Start of Data extract

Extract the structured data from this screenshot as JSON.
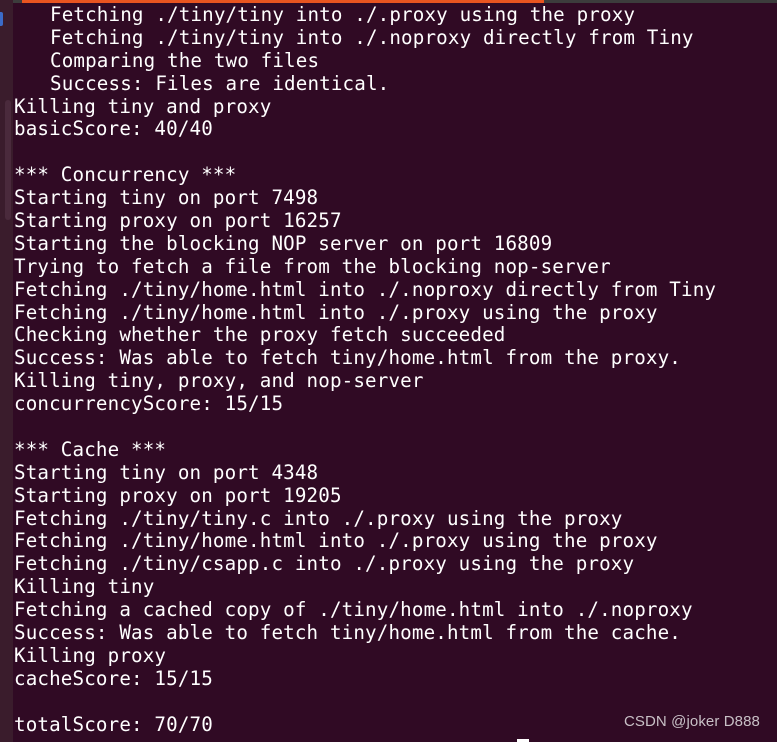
{
  "window": {
    "app": "Terminal",
    "accent_color": "#e95420",
    "background_color": "#300a24",
    "text_color": "#ffffff"
  },
  "terminal": {
    "lines": [
      {
        "text": "Fetching ./tiny/tiny into ./.proxy using the proxy",
        "indent": true
      },
      {
        "text": "Fetching ./tiny/tiny into ./.noproxy directly from Tiny",
        "indent": true
      },
      {
        "text": "Comparing the two files",
        "indent": true
      },
      {
        "text": "Success: Files are identical.",
        "indent": true
      },
      {
        "text": "Killing tiny and proxy",
        "indent": false
      },
      {
        "text": "basicScore: 40/40",
        "indent": false
      },
      {
        "text": "",
        "indent": false
      },
      {
        "text": "*** Concurrency ***",
        "indent": false
      },
      {
        "text": "Starting tiny on port 7498",
        "indent": false
      },
      {
        "text": "Starting proxy on port 16257",
        "indent": false
      },
      {
        "text": "Starting the blocking NOP server on port 16809",
        "indent": false
      },
      {
        "text": "Trying to fetch a file from the blocking nop-server",
        "indent": false
      },
      {
        "text": "Fetching ./tiny/home.html into ./.noproxy directly from Tiny",
        "indent": false
      },
      {
        "text": "Fetching ./tiny/home.html into ./.proxy using the proxy",
        "indent": false
      },
      {
        "text": "Checking whether the proxy fetch succeeded",
        "indent": false
      },
      {
        "text": "Success: Was able to fetch tiny/home.html from the proxy.",
        "indent": false
      },
      {
        "text": "Killing tiny, proxy, and nop-server",
        "indent": false
      },
      {
        "text": "concurrencyScore: 15/15",
        "indent": false
      },
      {
        "text": "",
        "indent": false
      },
      {
        "text": "*** Cache ***",
        "indent": false
      },
      {
        "text": "Starting tiny on port 4348",
        "indent": false
      },
      {
        "text": "Starting proxy on port 19205",
        "indent": false
      },
      {
        "text": "Fetching ./tiny/tiny.c into ./.proxy using the proxy",
        "indent": false
      },
      {
        "text": "Fetching ./tiny/home.html into ./.proxy using the proxy",
        "indent": false
      },
      {
        "text": "Fetching ./tiny/csapp.c into ./.proxy using the proxy",
        "indent": false
      },
      {
        "text": "Killing tiny",
        "indent": false
      },
      {
        "text": "Fetching a cached copy of ./tiny/home.html into ./.noproxy",
        "indent": false
      },
      {
        "text": "Success: Was able to fetch tiny/home.html from the cache.",
        "indent": false
      },
      {
        "text": "Killing proxy",
        "indent": false
      },
      {
        "text": "cacheScore: 15/15",
        "indent": false
      },
      {
        "text": "",
        "indent": false
      },
      {
        "text": "totalScore: 70/70",
        "indent": false
      }
    ]
  },
  "watermark": "CSDN @joker D888"
}
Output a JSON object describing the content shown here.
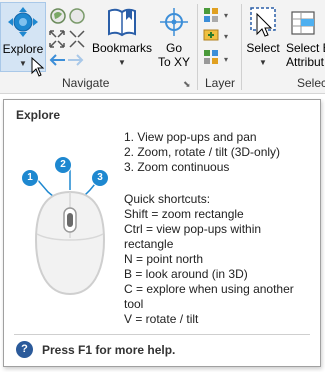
{
  "ribbon": {
    "groups": {
      "navigate": "Navigate",
      "layer": "Layer",
      "selection": "Selec"
    },
    "buttons": {
      "explore": "Explore",
      "bookmarks": "Bookmarks",
      "goto_line1": "Go",
      "goto_line2": "To XY",
      "select": "Select",
      "select_by_attr_line1": "Select B",
      "select_by_attr_line2": "Attribut"
    }
  },
  "tooltip": {
    "title": "Explore",
    "actions": "1. View pop-ups and pan\n2. Zoom, rotate / tilt (3D-only)\n3. Zoom continuous",
    "shortcuts": "Quick shortcuts:\nShift = zoom rectangle\nCtrl = view pop-ups within rectangle\nN = point north\nB = look around (in 3D)\nC = explore when using another tool\nV = rotate / tilt",
    "badges": [
      "1",
      "2",
      "3"
    ],
    "help_icon": "?",
    "help_text": "Press F1 for more help."
  },
  "colors": {
    "accent": "#1e88d0",
    "explore_button_bg": "#d4e4f4",
    "help_icon_bg": "#2b5a9a"
  },
  "icons": [
    "explore-icon",
    "full-extent-icon",
    "fixed-zoom-icon",
    "previous-extent-icon",
    "next-extent-icon",
    "bookmarks-icon",
    "goto-xy-icon",
    "layer-icon",
    "select-icon",
    "select-by-attributes-icon",
    "dialog-launcher-icon",
    "cursor-icon",
    "mouse-icon",
    "help-icon"
  ]
}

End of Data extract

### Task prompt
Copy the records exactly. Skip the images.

### Output of the task
Extract the structured data from this screenshot as JSON.
{
  "window": {
    "app": "Terminal",
    "accent_color": "#e95420",
    "background_color": "#300a24",
    "text_color": "#ffffff"
  },
  "terminal": {
    "lines": [
      {
        "text": "Fetching ./tiny/tiny into ./.proxy using the proxy",
        "indent": true
      },
      {
        "text": "Fetching ./tiny/tiny into ./.noproxy directly from Tiny",
        "indent": true
      },
      {
        "text": "Comparing the two files",
        "indent": true
      },
      {
        "text": "Success: Files are identical.",
        "indent": true
      },
      {
        "text": "Killing tiny and proxy",
        "indent": false
      },
      {
        "text": "basicScore: 40/40",
        "indent": false
      },
      {
        "text": "",
        "indent": false
      },
      {
        "text": "*** Concurrency ***",
        "indent": false
      },
      {
        "text": "Starting tiny on port 7498",
        "indent": false
      },
      {
        "text": "Starting proxy on port 16257",
        "indent": false
      },
      {
        "text": "Starting the blocking NOP server on port 16809",
        "indent": false
      },
      {
        "text": "Trying to fetch a file from the blocking nop-server",
        "indent": false
      },
      {
        "text": "Fetching ./tiny/home.html into ./.noproxy directly from Tiny",
        "indent": false
      },
      {
        "text": "Fetching ./tiny/home.html into ./.proxy using the proxy",
        "indent": false
      },
      {
        "text": "Checking whether the proxy fetch succeeded",
        "indent": false
      },
      {
        "text": "Success: Was able to fetch tiny/home.html from the proxy.",
        "indent": false
      },
      {
        "text": "Killing tiny, proxy, and nop-server",
        "indent": false
      },
      {
        "text": "concurrencyScore: 15/15",
        "indent": false
      },
      {
        "text": "",
        "indent": false
      },
      {
        "text": "*** Cache ***",
        "indent": false
      },
      {
        "text": "Starting tiny on port 4348",
        "indent": false
      },
      {
        "text": "Starting proxy on port 19205",
        "indent": false
      },
      {
        "text": "Fetching ./tiny/tiny.c into ./.proxy using the proxy",
        "indent": false
      },
      {
        "text": "Fetching ./tiny/home.html into ./.proxy using the proxy",
        "indent": false
      },
      {
        "text": "Fetching ./tiny/csapp.c into ./.proxy using the proxy",
        "indent": false
      },
      {
        "text": "Killing tiny",
        "indent": false
      },
      {
        "text": "Fetching a cached copy of ./tiny/home.html into ./.noproxy",
        "indent": false
      },
      {
        "text": "Success: Was able to fetch tiny/home.html from the cache.",
        "indent": false
      },
      {
        "text": "Killing proxy",
        "indent": false
      },
      {
        "text": "cacheScore: 15/15",
        "indent": false
      },
      {
        "text": "",
        "indent": false
      },
      {
        "text": "totalScore: 70/70",
        "indent": false
      }
    ]
  },
  "watermark": "CSDN @joker D888"
}
Output a JSON object describing the content shown here.
{
  "ribbon": {
    "groups": {
      "navigate": "Navigate",
      "layer": "Layer",
      "selection": "Selec"
    },
    "buttons": {
      "explore": "Explore",
      "bookmarks": "Bookmarks",
      "goto_line1": "Go",
      "goto_line2": "To XY",
      "select": "Select",
      "select_by_attr_line1": "Select B",
      "select_by_attr_line2": "Attribut"
    }
  },
  "tooltip": {
    "title": "Explore",
    "actions": "1. View pop-ups and pan\n2. Zoom, rotate / tilt (3D-only)\n3. Zoom continuous",
    "shortcuts": "Quick shortcuts:\nShift = zoom rectangle\nCtrl = view pop-ups within rectangle\nN = point north\nB = look around (in 3D)\nC = explore when using another tool\nV = rotate / tilt",
    "badges": [
      "1",
      "2",
      "3"
    ],
    "help_icon": "?",
    "help_text": "Press F1 for more help."
  },
  "colors": {
    "accent": "#1e88d0",
    "explore_button_bg": "#d4e4f4",
    "help_icon_bg": "#2b5a9a"
  },
  "icons": [
    "explore-icon",
    "full-extent-icon",
    "fixed-zoom-icon",
    "previous-extent-icon",
    "next-extent-icon",
    "bookmarks-icon",
    "goto-xy-icon",
    "layer-icon",
    "select-icon",
    "select-by-attributes-icon",
    "dialog-launcher-icon",
    "cursor-icon",
    "mouse-icon",
    "help-icon"
  ]
}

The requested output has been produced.